Requirement:
Go through the data below and return each line where the string "недвижимости" occurs.

─── Data shown ───

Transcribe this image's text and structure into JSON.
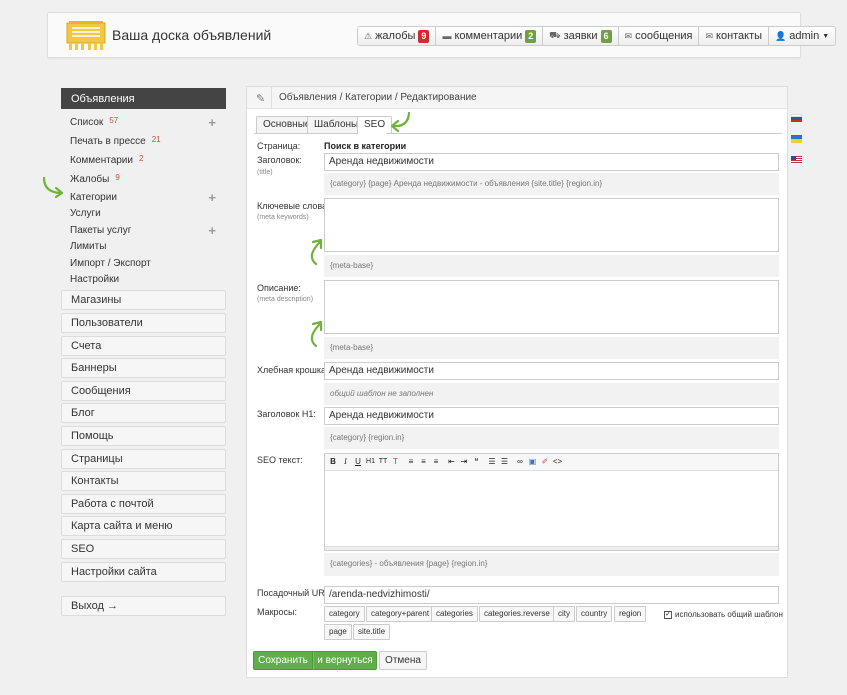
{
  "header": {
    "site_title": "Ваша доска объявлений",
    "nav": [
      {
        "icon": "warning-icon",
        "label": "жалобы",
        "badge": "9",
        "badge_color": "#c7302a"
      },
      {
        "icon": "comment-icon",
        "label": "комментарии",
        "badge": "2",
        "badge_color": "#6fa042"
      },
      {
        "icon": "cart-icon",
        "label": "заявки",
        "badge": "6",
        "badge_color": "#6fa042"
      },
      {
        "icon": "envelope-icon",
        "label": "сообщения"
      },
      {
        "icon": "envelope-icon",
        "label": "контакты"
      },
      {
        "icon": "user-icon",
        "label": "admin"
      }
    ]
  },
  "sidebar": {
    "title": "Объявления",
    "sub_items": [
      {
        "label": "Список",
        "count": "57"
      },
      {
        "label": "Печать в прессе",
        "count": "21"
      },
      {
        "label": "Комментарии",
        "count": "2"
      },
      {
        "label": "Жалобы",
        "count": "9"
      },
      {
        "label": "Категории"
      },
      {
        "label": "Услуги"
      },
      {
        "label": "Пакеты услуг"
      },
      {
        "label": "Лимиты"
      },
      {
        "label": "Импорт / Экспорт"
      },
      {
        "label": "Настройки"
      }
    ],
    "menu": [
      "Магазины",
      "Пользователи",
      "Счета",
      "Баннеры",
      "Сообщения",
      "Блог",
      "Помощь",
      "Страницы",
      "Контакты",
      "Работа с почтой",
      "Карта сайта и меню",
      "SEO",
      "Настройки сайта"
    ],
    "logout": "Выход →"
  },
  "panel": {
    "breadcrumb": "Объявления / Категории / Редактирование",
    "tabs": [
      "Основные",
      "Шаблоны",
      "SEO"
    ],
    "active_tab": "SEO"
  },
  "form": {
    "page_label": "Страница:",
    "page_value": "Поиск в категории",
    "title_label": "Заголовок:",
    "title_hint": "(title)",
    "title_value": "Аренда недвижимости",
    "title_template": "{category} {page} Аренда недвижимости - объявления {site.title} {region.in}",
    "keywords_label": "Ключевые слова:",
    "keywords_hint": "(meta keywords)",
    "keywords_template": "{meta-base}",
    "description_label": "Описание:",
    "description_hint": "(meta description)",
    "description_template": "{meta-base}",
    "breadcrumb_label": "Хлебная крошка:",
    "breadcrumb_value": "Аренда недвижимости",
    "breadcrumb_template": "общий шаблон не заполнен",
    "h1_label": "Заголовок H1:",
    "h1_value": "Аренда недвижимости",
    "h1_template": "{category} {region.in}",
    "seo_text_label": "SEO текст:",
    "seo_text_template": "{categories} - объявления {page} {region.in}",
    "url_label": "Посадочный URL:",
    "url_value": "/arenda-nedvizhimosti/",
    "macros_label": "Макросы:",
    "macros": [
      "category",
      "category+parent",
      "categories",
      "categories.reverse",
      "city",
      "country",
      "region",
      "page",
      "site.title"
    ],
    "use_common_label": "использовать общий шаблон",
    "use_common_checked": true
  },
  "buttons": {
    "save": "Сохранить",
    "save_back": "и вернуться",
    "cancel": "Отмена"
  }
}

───
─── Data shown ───

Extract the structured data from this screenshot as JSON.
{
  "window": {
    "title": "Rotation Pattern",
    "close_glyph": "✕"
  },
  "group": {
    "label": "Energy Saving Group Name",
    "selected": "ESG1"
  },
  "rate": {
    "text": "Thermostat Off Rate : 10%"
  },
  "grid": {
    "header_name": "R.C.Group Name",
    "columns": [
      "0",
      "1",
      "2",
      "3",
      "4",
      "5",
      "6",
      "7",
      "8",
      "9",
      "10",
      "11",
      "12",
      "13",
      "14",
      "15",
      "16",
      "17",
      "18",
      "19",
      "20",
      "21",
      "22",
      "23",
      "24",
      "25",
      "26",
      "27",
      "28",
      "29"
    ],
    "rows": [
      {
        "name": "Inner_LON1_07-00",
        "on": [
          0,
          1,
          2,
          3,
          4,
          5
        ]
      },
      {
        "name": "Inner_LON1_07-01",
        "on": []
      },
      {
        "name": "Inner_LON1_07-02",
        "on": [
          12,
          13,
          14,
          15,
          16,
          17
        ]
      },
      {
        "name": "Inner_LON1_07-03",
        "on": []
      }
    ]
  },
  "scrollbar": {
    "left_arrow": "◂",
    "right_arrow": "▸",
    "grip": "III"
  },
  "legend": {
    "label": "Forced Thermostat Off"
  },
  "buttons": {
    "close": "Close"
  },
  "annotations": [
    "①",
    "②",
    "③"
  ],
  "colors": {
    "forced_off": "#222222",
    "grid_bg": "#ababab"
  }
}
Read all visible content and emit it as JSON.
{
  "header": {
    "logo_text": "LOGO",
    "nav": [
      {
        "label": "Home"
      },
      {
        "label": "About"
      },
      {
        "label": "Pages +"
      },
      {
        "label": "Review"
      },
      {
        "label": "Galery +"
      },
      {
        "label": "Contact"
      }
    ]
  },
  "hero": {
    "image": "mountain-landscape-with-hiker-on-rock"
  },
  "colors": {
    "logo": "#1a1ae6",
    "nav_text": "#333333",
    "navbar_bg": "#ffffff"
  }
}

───

Solution to the exercise:
    "title_value": "Аренда недвижимости",
    "title_template": "{category} {page} Аренда недвижимости - объявления {site.title} {region.in}",
    "breadcrumb_value": "Аренда недвижимости",
    "h1_value": "Аренда недвижимости",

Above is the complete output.